Comparatively, four years seems short for me to reflect on working with fellows of the Next Generation Social Sciences in Africa (Next Gen) program as a facilitator. However, as a former fellow, I am familiar with their major challenges, given that I experienced some of them not long ago. In anthropological parlance, therefore, I write from an insider-outsider perspective. My reflection is grouped under academic and institutional challenges. I start with academic challenges.
Navigating the mental maze
Some students undertake doctoral research for the sake of career advancement rather than to solve a thorny social problem or to make an innovative contribution to knowledge. This explains why some students see the doctorate as a continuation of their master’s degree research.
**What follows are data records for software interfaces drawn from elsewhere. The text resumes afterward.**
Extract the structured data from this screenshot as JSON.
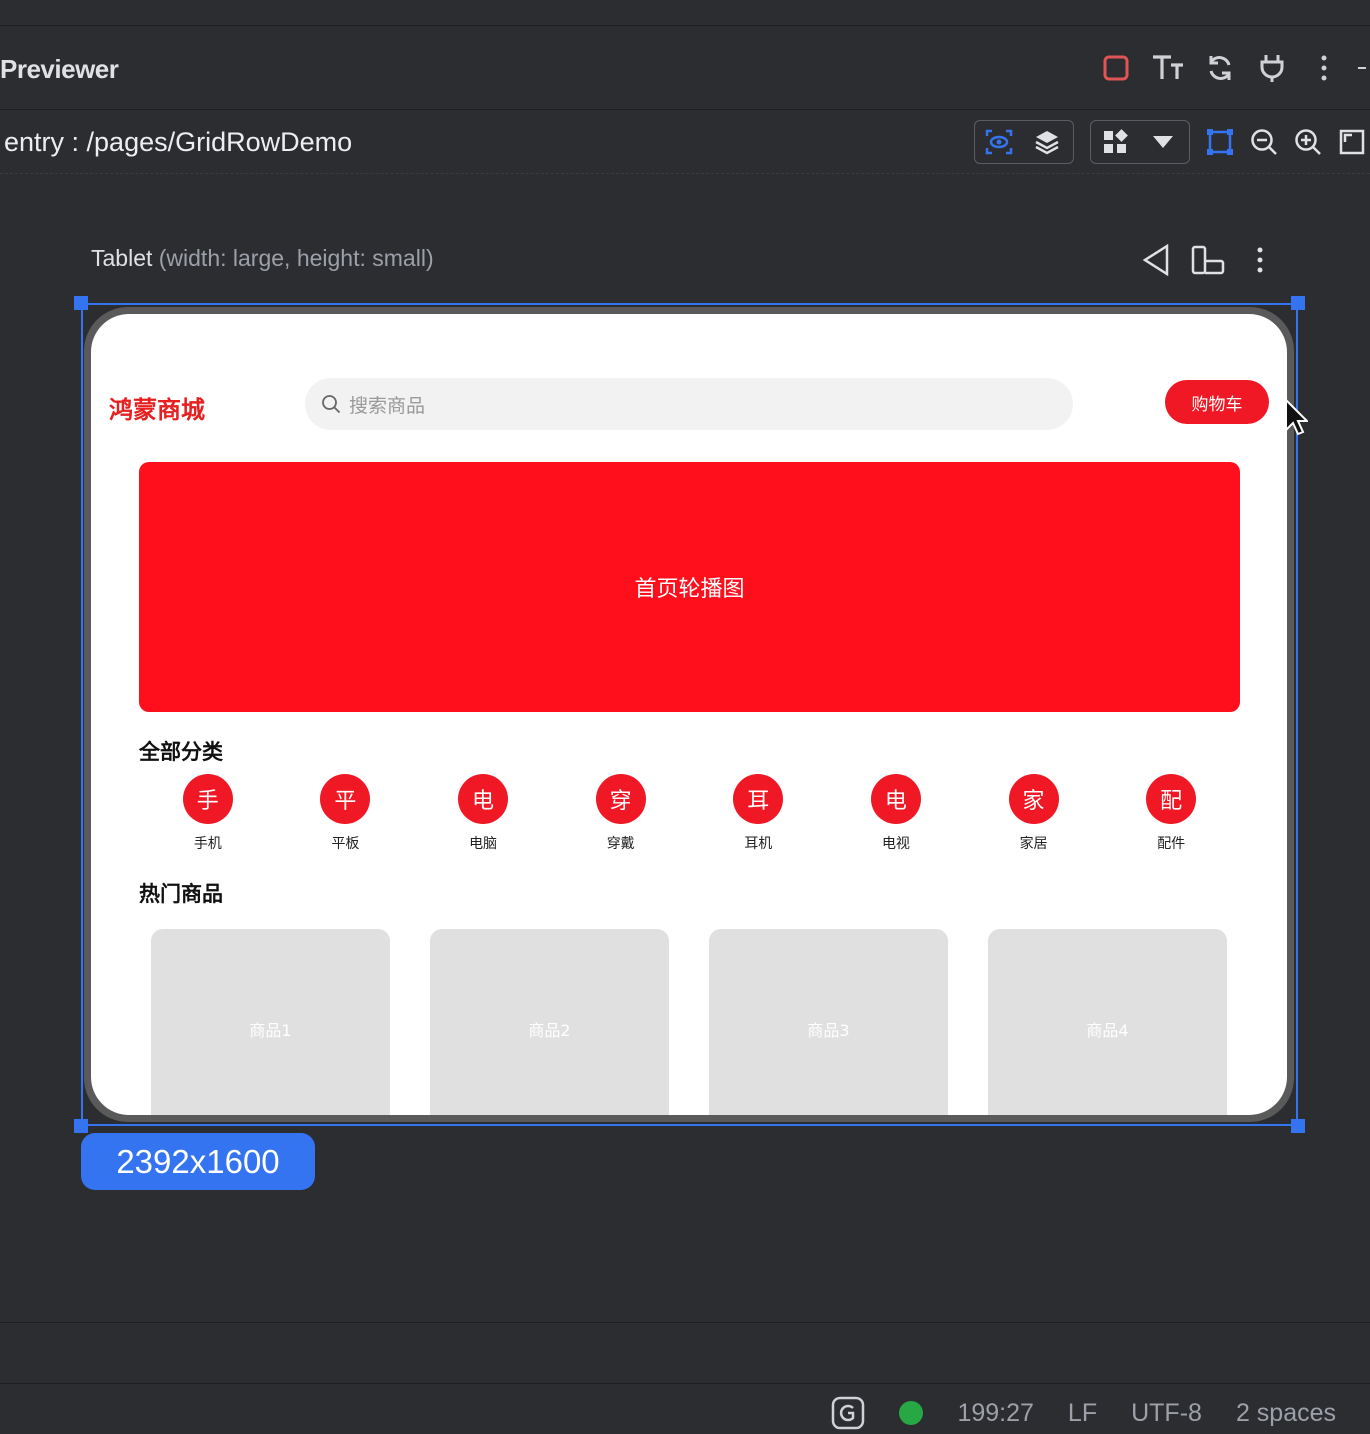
{
  "window": {
    "title": "Previewer",
    "toolbar_icons": [
      "stop-icon",
      "font-size-icon",
      "refresh-icon",
      "plug-icon",
      "more-vertical-icon"
    ]
  },
  "pathbar": {
    "path": "entry : /pages/GridRowDemo"
  },
  "device": {
    "name": "Tablet",
    "spec": "(width: large, height: small)",
    "resolution": "2392x1600"
  },
  "app": {
    "brand": "鸿蒙商城",
    "search_placeholder": "搜索商品",
    "cart_label": "购物车",
    "banner_text": "首页轮播图",
    "categories_title": "全部分类",
    "categories": [
      {
        "icon": "手",
        "label": "手机"
      },
      {
        "icon": "平",
        "label": "平板"
      },
      {
        "icon": "电",
        "label": "电脑"
      },
      {
        "icon": "穿",
        "label": "穿戴"
      },
      {
        "icon": "耳",
        "label": "耳机"
      },
      {
        "icon": "电",
        "label": "电视"
      },
      {
        "icon": "家",
        "label": "家居"
      },
      {
        "icon": "配",
        "label": "配件"
      }
    ],
    "hot_title": "热门商品",
    "products": [
      "商品1",
      "商品2",
      "商品3",
      "商品4"
    ]
  },
  "statusbar": {
    "position": "199:27",
    "line_ending": "LF",
    "encoding": "UTF-8",
    "indent": "2 spaces"
  },
  "colors": {
    "accent": "#f01824",
    "banner": "#ff0e1c",
    "selection": "#3574f0",
    "status_ok": "#28a745"
  }
}
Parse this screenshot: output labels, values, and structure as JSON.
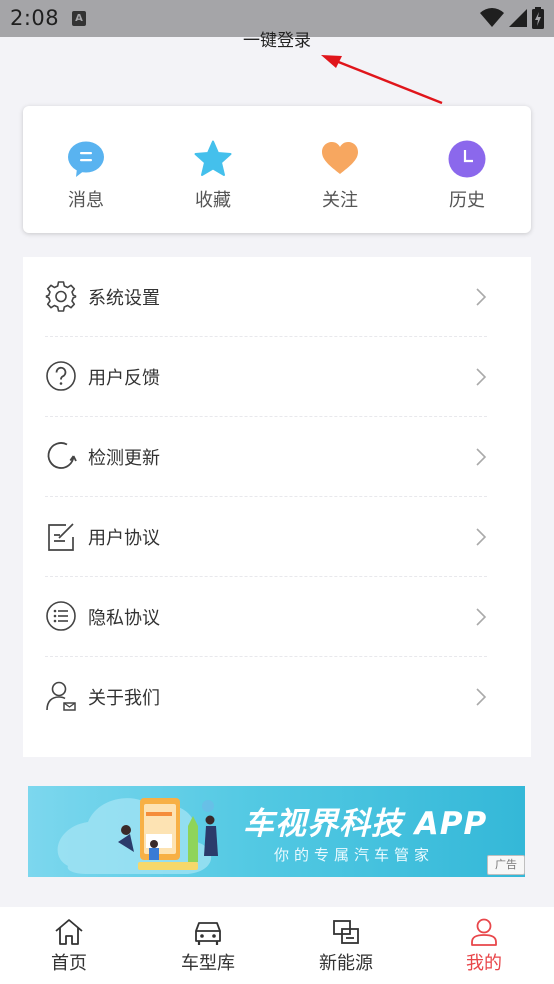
{
  "status_bar": {
    "time": "2:08",
    "notification_badge": "A"
  },
  "login": {
    "label": "一键登录"
  },
  "quick_actions": [
    {
      "label": "消息",
      "icon": "message-icon",
      "color": "#59b3f0"
    },
    {
      "label": "收藏",
      "icon": "star-icon",
      "color": "#44c0ec"
    },
    {
      "label": "关注",
      "icon": "heart-icon",
      "color": "#f7a760"
    },
    {
      "label": "历史",
      "icon": "clock-icon",
      "color": "#8b68ec"
    }
  ],
  "menu": [
    {
      "label": "系统设置",
      "icon": "gear-icon"
    },
    {
      "label": "用户反馈",
      "icon": "question-icon"
    },
    {
      "label": "检测更新",
      "icon": "refresh-icon"
    },
    {
      "label": "用户协议",
      "icon": "edit-document-icon"
    },
    {
      "label": "隐私协议",
      "icon": "list-icon"
    },
    {
      "label": "关于我们",
      "icon": "user-contact-icon"
    }
  ],
  "banner": {
    "title": "车视界科技 APP",
    "subtitle": "你的专属汽车管家",
    "ad_tag": "广告"
  },
  "tabbar": [
    {
      "label": "首页",
      "icon": "home-icon",
      "active": false
    },
    {
      "label": "车型库",
      "icon": "car-icon",
      "active": false
    },
    {
      "label": "新能源",
      "icon": "new-energy-icon",
      "active": false
    },
    {
      "label": "我的",
      "icon": "profile-icon",
      "active": true
    }
  ],
  "colors": {
    "accent_red": "#e8464a",
    "background": "#f3f3f7",
    "annotation_arrow": "#e0151b"
  }
}
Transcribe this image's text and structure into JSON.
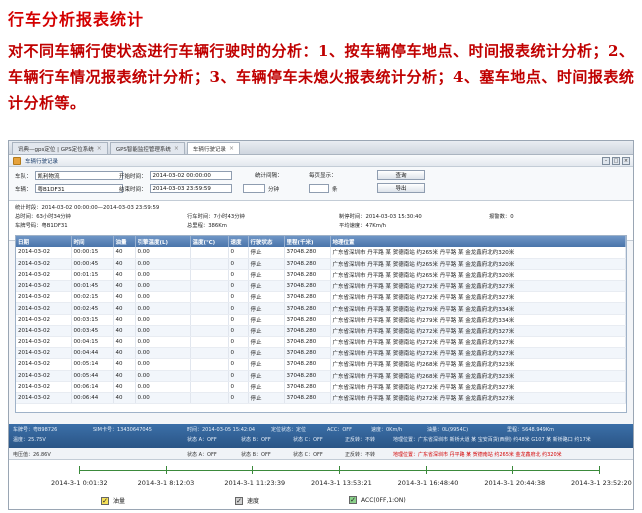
{
  "doc": {
    "title": "行车分析报表统计",
    "paragraph": "对不同车辆行使状态进行车辆行驶时的分析：1、按车辆停车地点、时间报表统计分析；2、车辆行车情况报表统计分析；3、车辆停车未熄火报表统计分析；4、塞车地点、时间报表统计分析等。"
  },
  "tabs": [
    {
      "label": "讯典—gps定位 | GPS定位系统"
    },
    {
      "label": "GPS智能监控管理系统"
    },
    {
      "label": "车辆行驶记录"
    }
  ],
  "window": {
    "title": "车辆行驶记录"
  },
  "filter": {
    "team_label": "车队：",
    "team_value": "凯利物流",
    "vehicle_label": "车辆：",
    "vehicle_value": "粤B1DF31",
    "start_label": "开始时间：",
    "start_value": "2014-03-02 00:00:00",
    "end_label": "结束时间：",
    "end_value": "2014-03-03 23:59:59",
    "stat_label": "统计间隔：",
    "stat_unit": "分钟",
    "speed_label": "每页显示：",
    "speed_unit": "条",
    "query_button": "查询",
    "export_button": "导出"
  },
  "summary": {
    "period": "统计时段：2014-03-02 00:00:00—2014-03-03 23:59:59",
    "total_time": "总时间：63小时34分钟",
    "drive_time": "行车时间：7小时43分钟",
    "stop_time": "制停时间：2014-03-03 15:30:40",
    "alarm": "报警数：0",
    "plate": "车牌号码：粤B1DF31",
    "mileage": "总里程：386Km",
    "avg_speed": "平均速度：47Km/h"
  },
  "table": {
    "headers": [
      "日期",
      "时间",
      "油量",
      "引擎温度(L)",
      "温度(℃)",
      "速度",
      "行驶状态",
      "里程(千米)",
      "地理位置"
    ],
    "rows": [
      [
        "2014-03-02",
        "00:00:15",
        "40",
        "0.00",
        "",
        "0",
        "停止",
        "37048.280",
        "广东省深圳市 丹平路 某 贺德南站 约265米 丹平路 某 金龙鑫府北约320米"
      ],
      [
        "2014-03-02",
        "00:00:45",
        "40",
        "0.00",
        "",
        "0",
        "停止",
        "37048.280",
        "广东省深圳市 丹平路 某 贺德南站 约265米 丹平路 某 金龙鑫府北约320米"
      ],
      [
        "2014-03-02",
        "00:01:15",
        "40",
        "0.00",
        "",
        "0",
        "停止",
        "37048.280",
        "广东省深圳市 丹平路 某 贺德南站 约265米 丹平路 某 金龙鑫府北约320米"
      ],
      [
        "2014-03-02",
        "00:01:45",
        "40",
        "0.00",
        "",
        "0",
        "停止",
        "37048.280",
        "广东省深圳市 丹平路 某 贺德南站 约272米 丹平路 某 金龙鑫府北约327米"
      ],
      [
        "2014-03-02",
        "00:02:15",
        "40",
        "0.00",
        "",
        "0",
        "停止",
        "37048.280",
        "广东省深圳市 丹平路 某 贺德南站 约272米 丹平路 某 金龙鑫府北约327米"
      ],
      [
        "2014-03-02",
        "00:02:45",
        "40",
        "0.00",
        "",
        "0",
        "停止",
        "37048.280",
        "广东省深圳市 丹平路 某 贺德南站 约279米 丹平路 某 金龙鑫府北约334米"
      ],
      [
        "2014-03-02",
        "00:03:15",
        "40",
        "0.00",
        "",
        "0",
        "停止",
        "37048.280",
        "广东省深圳市 丹平路 某 贺德南站 约279米 丹平路 某 金龙鑫府北约334米"
      ],
      [
        "2014-03-02",
        "00:03:45",
        "40",
        "0.00",
        "",
        "0",
        "停止",
        "37048.280",
        "广东省深圳市 丹平路 某 贺德南站 约272米 丹平路 某 金龙鑫府北约327米"
      ],
      [
        "2014-03-02",
        "00:04:15",
        "40",
        "0.00",
        "",
        "0",
        "停止",
        "37048.280",
        "广东省深圳市 丹平路 某 贺德南站 约272米 丹平路 某 金龙鑫府北约327米"
      ],
      [
        "2014-03-02",
        "00:04:44",
        "40",
        "0.00",
        "",
        "0",
        "停止",
        "37048.280",
        "广东省深圳市 丹平路 某 贺德南站 约272米 丹平路 某 金龙鑫府北约327米"
      ],
      [
        "2014-03-02",
        "00:05:14",
        "40",
        "0.00",
        "",
        "0",
        "停止",
        "37048.280",
        "广东省深圳市 丹平路 某 贺德南站 约268米 丹平路 某 金龙鑫府北约323米"
      ],
      [
        "2014-03-02",
        "00:05:44",
        "40",
        "0.00",
        "",
        "0",
        "停止",
        "37048.280",
        "广东省深圳市 丹平路 某 贺德南站 约268米 丹平路 某 金龙鑫府北约323米"
      ],
      [
        "2014-03-02",
        "00:06:14",
        "40",
        "0.00",
        "",
        "0",
        "停止",
        "37048.280",
        "广东省深圳市 丹平路 某 贺德南站 约272米 丹平路 某 金龙鑫府北约327米"
      ],
      [
        "2014-03-02",
        "00:06:44",
        "40",
        "0.00",
        "",
        "0",
        "停止",
        "37048.280",
        "广东省深圳市 丹平路 某 贺德南站 约272米 丹平路 某 金龙鑫府北约327米"
      ]
    ]
  },
  "status": {
    "plate": "车牌号：粤B98726",
    "sim": "SIM卡号：13430647045",
    "time": "时间：2014-03-05 15:42:04",
    "lock": "定位状态：定位",
    "acc": "ACC：OFF",
    "speed": "速度：0Km/h",
    "oil": "油量：0L(9954C)",
    "mileage": "里程：5648.949Km",
    "temp": "开关门：关",
    "pos": "经度：113.xxxx",
    "voltage": "温度：25.75V",
    "door": "状态 A：OFF",
    "s_b": "状态 B：OFF",
    "s_c": "状态 C：OFF",
    "zone": "正反转：不转",
    "address": "地理位置：广东省深圳市 新桥大道 某 宝安百货(西侧) 约48米 G107 某 新桥路口 约17米",
    "voltage2": "电压值：26.86V",
    "s2_a": "状态 A：OFF",
    "s2_b": "状态 B：OFF",
    "s2_c": "状态 C：OFF",
    "s2_zone": "正反转：不转",
    "address2": "地理位置：广东省深圳市 丹平路 某 贺德南站 约265米 金龙鑫府北 约320米"
  },
  "timeline": {
    "labels": [
      "2014-3-1 0:01:32",
      "2014-3-1 8:12:03",
      "2014-3-1 11:23:39",
      "2014-3-1 13:53:21",
      "2014-3-1 16:48:40",
      "2014-3-1 20:44:38",
      "2014-3-1 23:52:20"
    ],
    "legend": [
      {
        "label": "油量",
        "style": "yellow"
      },
      {
        "label": "速度",
        "style": "grey"
      },
      {
        "label": "ACC(0FF,1:ON)",
        "style": "green"
      }
    ]
  }
}
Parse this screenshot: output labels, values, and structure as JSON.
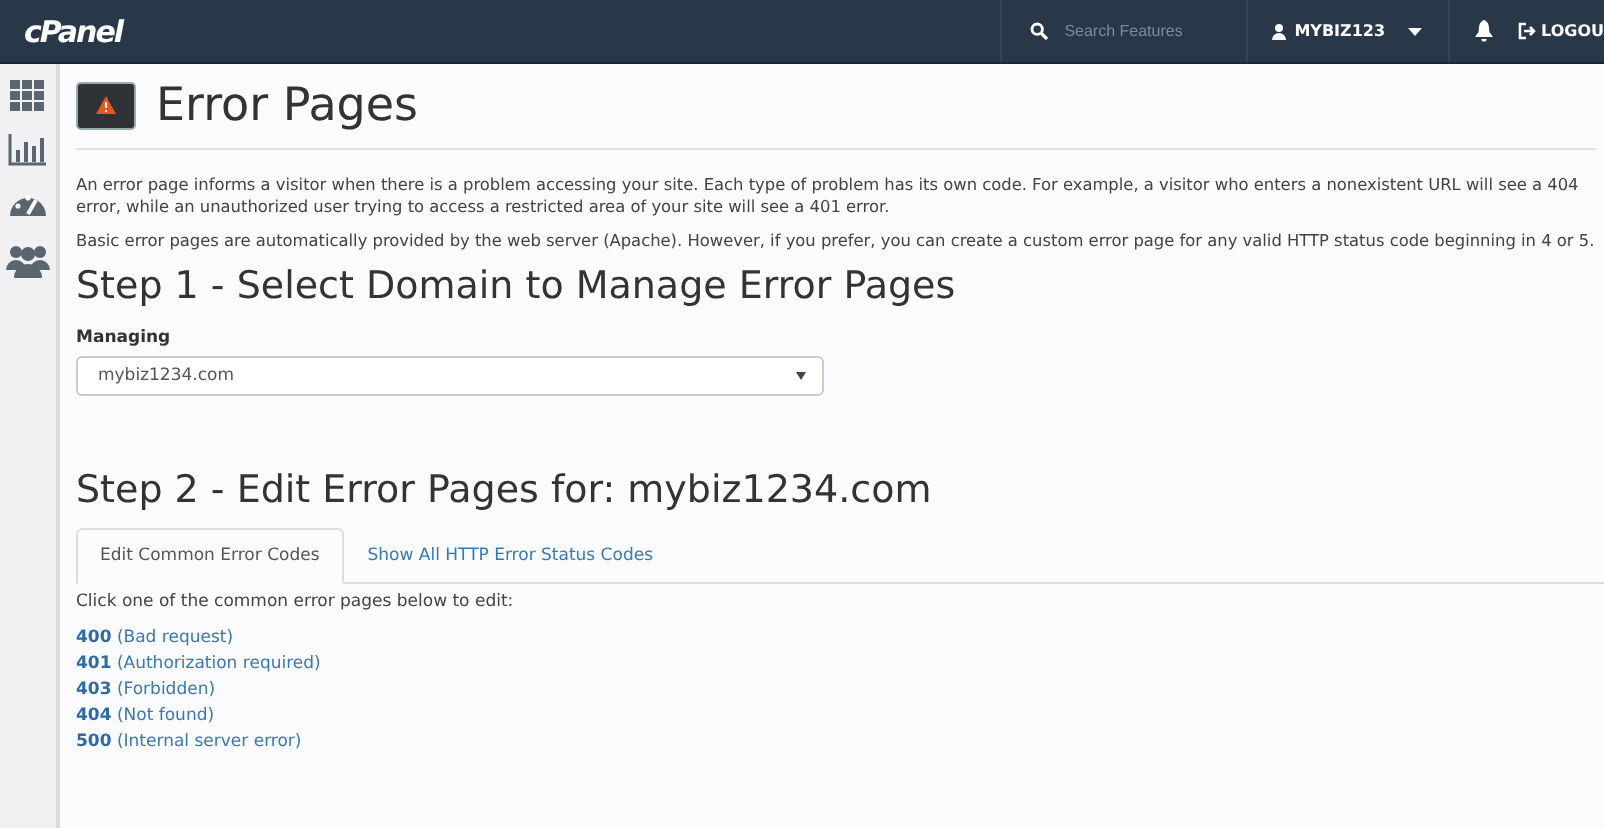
{
  "header": {
    "logo": "cPanel",
    "search": {
      "placeholder": "Search Features"
    },
    "user": "MYBIZ123",
    "logout": "LOGOU"
  },
  "sidebar": {
    "items": [
      {
        "kind": "grid"
      },
      {
        "kind": "chart"
      },
      {
        "kind": "gauge"
      },
      {
        "kind": "users"
      }
    ]
  },
  "page": {
    "title": "Error Pages",
    "intro": [
      "An error page informs a visitor when there is a problem accessing your site. Each type of problem has its own code. For example, a visitor who enters a nonexistent URL will see a 404 error, while an unauthorized user trying to access a restricted area of your site will see a 401 error.",
      "Basic error pages are automatically provided by the web server (Apache). However, if you prefer, you can create a custom error page for any valid HTTP status code beginning in 4 or 5."
    ],
    "step1": {
      "heading": "Step 1 - Select Domain to Manage Error Pages",
      "label": "Managing",
      "value": "mybiz1234.com"
    },
    "step2": {
      "heading": "Step 2 - Edit Error Pages for: mybiz1234.com",
      "tabs": [
        {
          "label": "Edit Common Error Codes",
          "selected": true
        },
        {
          "label": "Show All HTTP Error Status Codes",
          "selected": false
        }
      ],
      "instruction": "Click one of the common error pages below to edit:",
      "links": [
        {
          "code": "400",
          "description": "(Bad request)"
        },
        {
          "code": "401",
          "description": "(Authorization required)"
        },
        {
          "code": "403",
          "description": "(Forbidden)"
        },
        {
          "code": "404",
          "description": "(Not found)"
        },
        {
          "code": "500",
          "description": "(Internal server error)"
        }
      ]
    }
  }
}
Unsurprisingly, navigating the mental maze of doctoral study can be a challenge for fellows. By mental maze, I do not mean the usual struggle to justify the significance of one’s research. I mean something invidious and universal: an unconscious resistance to different perspectives and new ideas that could enhance a conceptual framework.
A jealous beast
Unknown to many doctoral students across the world, the idea that inspired their topic is a very jealous beast. During SSRC workshops, fellows learn much from the multidisciplinary settings, adding to their previous research trajectories. Although passion is essential for sustaining a doctorate, it can also be a stumbling block to gaining new insights. At Next Gen workshops, students are prompted to appreciate the value of flexibility of a research argument. An argument is great when it convincingly informs the problem, research question(s), and methodology. However, the intensity of the research motivation could hinder critical suggestions that provide new insights.
Theoretical versus conceptual framework
Many doctoral students, including experienced ones (if there’s really such a thing), conflate a conceptual framework with a theoretical framework. Although terminologies are not set in concrete, it helps to know their subtle differences. Simply put, a theoretical framework is the thread that binds the ideas or theories used in a study—a sort of description of notions and their relationship(s) with each other. Generally, it is drawn from established or accepted theories. In this sense, a theoretical framework does not tell the whole story. Only the conceptual framework does. As the architecture of the research, a conceptual framework paints a picture of the whole study, including the problem, argument/hypothesis, and, yes, the theoretical framework. It is essentially a succinct explanation of how one understands the research. This explanation might be a headache for doctoral students. I move to nonacademic issues.
Like any other doctoral student, Next Gen fellows face institutional challenges. These range from mundane issues like securing teaching relief to disturbing issues like institutional attempts to benefit from fellows’ grants. The most common challenges are heavy teaching loads, poor funding, low completion rates, and infrastructural issues such as inadequate electricity, libraries, and internet access. These issues are beyond the SSRC’s influence. But there is an issue it can influence.
As I write this, one of my doctoral students is probably sitting in a dark room wondering how her research went downhill. The reality is that at some point in the doctoral journey, and for reasons that need not detain us here, the supervisory relationship might be strained. In rare cases, this strain could come from excessive “creative” control by the supervisor. A fellow described this as the “imposition of ideas on the students by the supervisors because of boss-protégé relationship.”
Next Gen facilitators routinely try to ensure that “supervisors are included as partners to new ideas that their students bring from our workshops.” While it is difficult to offer a formula for handling complicated supervisor-student relationship, one thing is clear: Supervisors hold considerable power over the research. Accordingly, I offer some practical advice: If you develop an insight from a workshop, as much as is possible, make this insight also a product of interactions with your supervisor.
Research should be ethically responsible. Ideally, universities should ensure that the research they approve is not only ethically sound but also methodologically feasible. This is the duty of research ethics committees. Generally, even in the social sciences and humanities, research ethics should be overseen by a committee composed of thematic and disciplinary experts. If research committees fail in their work, there is a risk that proposals suffer from methodological challenges such as questionable qualitative and quantitative choices to non-justification of informed consent, data collection tools, triangulation of methods, and management of data analysis for optimum results.
Accomplished scholars are usually open to new knowledge. Accordingly, doctoral students should be eager to explore new ideas, receive comments positively rather than defensively, and consider their supervisors as stakeholders in a successful doctoral project. They should also be attentive to their supervisors’ insights, maintain meaningful boundaries and, of course, display single-minded dedication to their doctoral project. As a former Next Gen fellow, I am grateful and delighted to be a part of facilitators who are contributing to the rising quality of higher education in Africa.
Banner photo: Photo credit: Line Sidonie Talla Mafotsing.